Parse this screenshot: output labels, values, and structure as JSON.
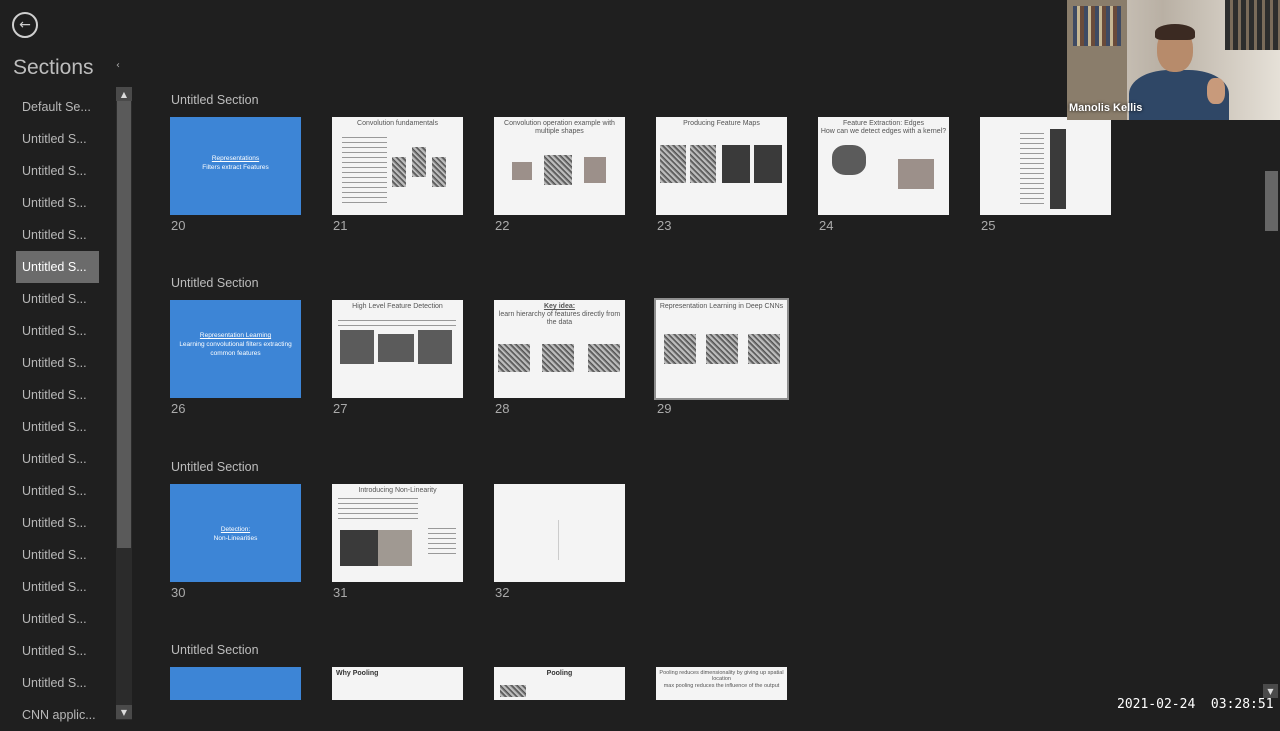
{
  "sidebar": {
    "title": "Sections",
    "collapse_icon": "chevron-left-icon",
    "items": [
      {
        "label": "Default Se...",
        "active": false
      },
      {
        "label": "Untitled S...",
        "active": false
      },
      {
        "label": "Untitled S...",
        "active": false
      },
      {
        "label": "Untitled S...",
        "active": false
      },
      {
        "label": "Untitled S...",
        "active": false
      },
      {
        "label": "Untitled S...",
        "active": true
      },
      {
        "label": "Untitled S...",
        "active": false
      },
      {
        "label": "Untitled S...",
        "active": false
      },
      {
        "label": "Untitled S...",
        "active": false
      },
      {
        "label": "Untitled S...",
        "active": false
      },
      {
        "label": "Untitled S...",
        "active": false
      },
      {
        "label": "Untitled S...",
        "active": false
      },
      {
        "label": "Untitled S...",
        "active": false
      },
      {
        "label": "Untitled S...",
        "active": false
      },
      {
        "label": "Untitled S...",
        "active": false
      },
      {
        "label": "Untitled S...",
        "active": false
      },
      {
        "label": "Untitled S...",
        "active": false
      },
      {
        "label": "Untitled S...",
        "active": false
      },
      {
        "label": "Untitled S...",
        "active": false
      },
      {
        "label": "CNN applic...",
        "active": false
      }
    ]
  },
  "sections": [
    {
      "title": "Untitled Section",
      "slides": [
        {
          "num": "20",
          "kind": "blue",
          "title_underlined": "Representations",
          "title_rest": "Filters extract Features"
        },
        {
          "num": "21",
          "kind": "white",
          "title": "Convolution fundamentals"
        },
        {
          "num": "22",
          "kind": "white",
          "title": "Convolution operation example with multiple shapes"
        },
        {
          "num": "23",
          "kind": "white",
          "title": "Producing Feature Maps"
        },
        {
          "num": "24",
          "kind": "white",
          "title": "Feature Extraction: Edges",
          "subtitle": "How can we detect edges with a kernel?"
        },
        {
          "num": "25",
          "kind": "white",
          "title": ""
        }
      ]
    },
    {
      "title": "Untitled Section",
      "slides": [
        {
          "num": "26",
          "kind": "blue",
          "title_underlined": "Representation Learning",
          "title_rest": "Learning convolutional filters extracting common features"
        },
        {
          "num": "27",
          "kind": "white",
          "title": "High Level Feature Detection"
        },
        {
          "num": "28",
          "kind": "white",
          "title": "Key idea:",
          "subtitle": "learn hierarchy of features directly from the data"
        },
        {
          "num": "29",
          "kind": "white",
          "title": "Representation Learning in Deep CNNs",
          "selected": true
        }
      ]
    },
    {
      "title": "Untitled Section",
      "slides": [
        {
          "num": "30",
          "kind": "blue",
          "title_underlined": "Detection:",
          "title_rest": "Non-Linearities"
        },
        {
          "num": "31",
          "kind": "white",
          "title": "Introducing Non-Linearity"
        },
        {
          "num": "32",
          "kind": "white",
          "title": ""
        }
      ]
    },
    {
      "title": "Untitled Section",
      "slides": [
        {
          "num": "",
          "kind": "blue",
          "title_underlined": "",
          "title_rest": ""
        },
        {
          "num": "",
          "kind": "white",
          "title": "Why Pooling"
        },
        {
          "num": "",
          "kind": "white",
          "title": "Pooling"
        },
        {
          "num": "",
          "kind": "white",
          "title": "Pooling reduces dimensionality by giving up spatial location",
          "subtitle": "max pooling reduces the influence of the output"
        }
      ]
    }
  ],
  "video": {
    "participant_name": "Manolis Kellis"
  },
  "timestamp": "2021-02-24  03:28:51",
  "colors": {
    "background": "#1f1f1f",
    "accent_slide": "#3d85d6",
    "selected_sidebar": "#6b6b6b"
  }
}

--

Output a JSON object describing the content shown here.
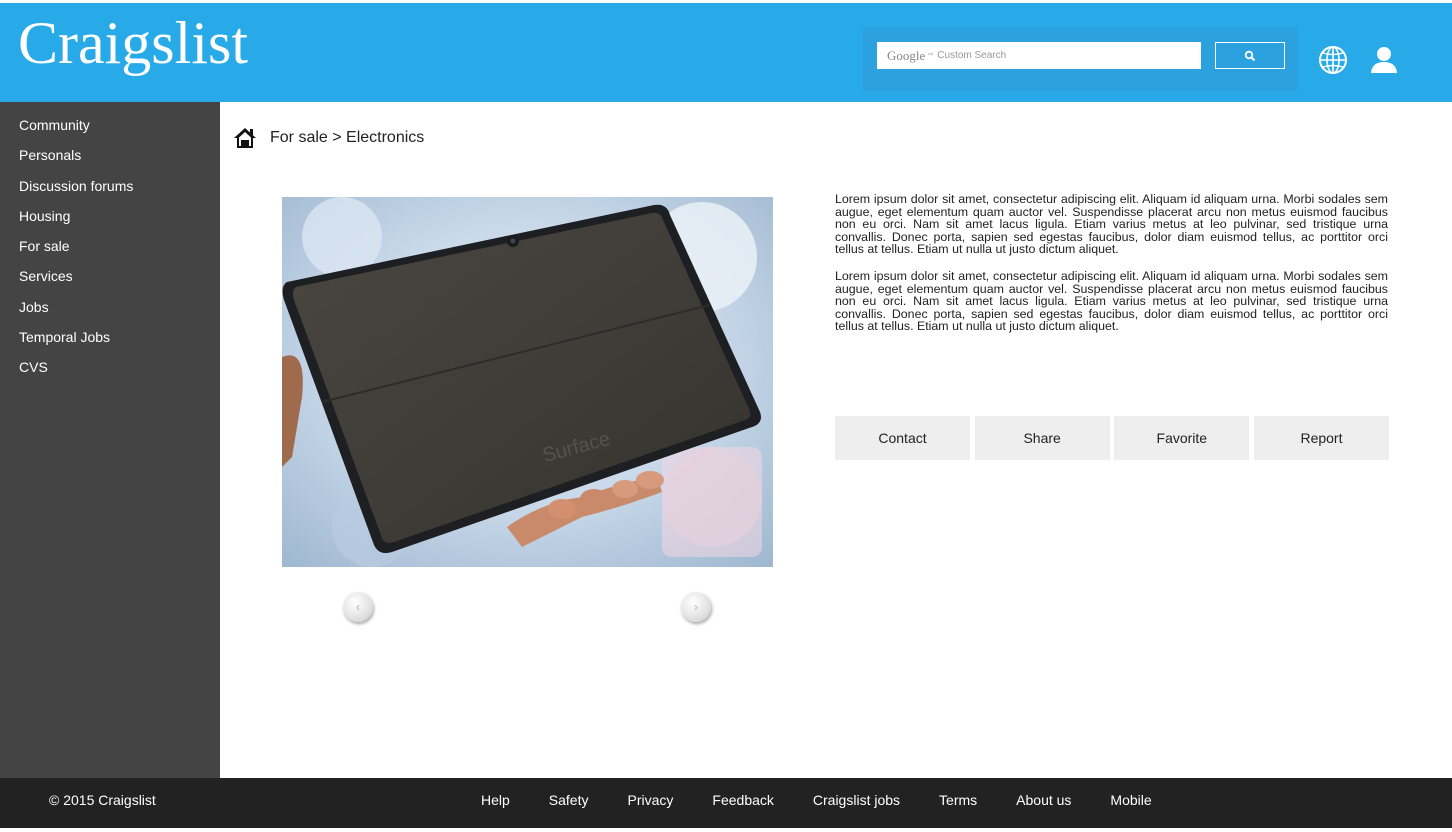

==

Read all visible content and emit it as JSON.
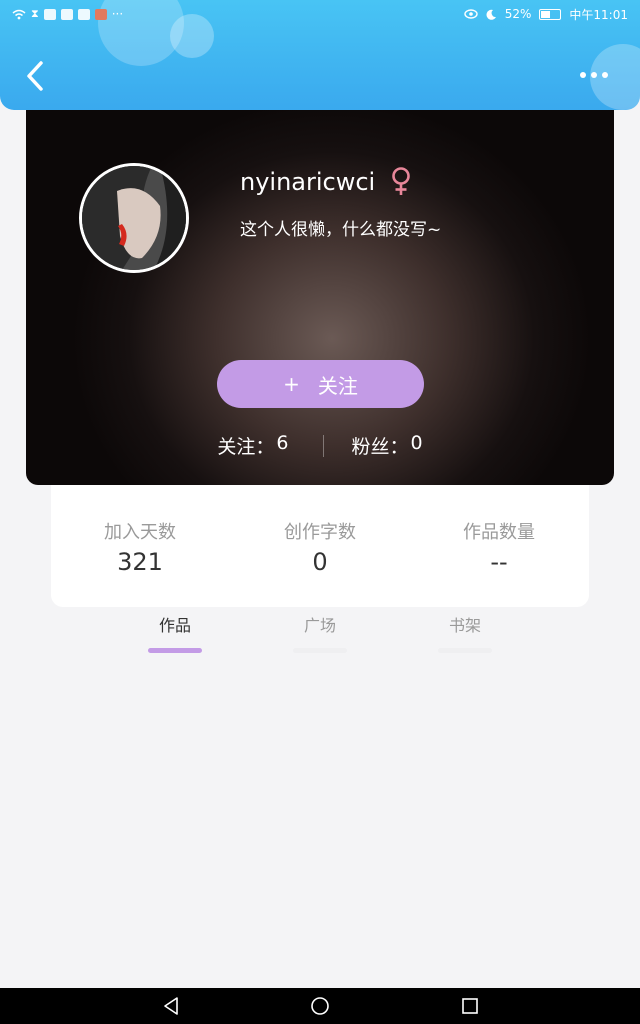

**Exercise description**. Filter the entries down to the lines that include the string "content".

**Answer section**.
Output a JSON object describing the content shown here.
Read all visible content and emit it as JSON.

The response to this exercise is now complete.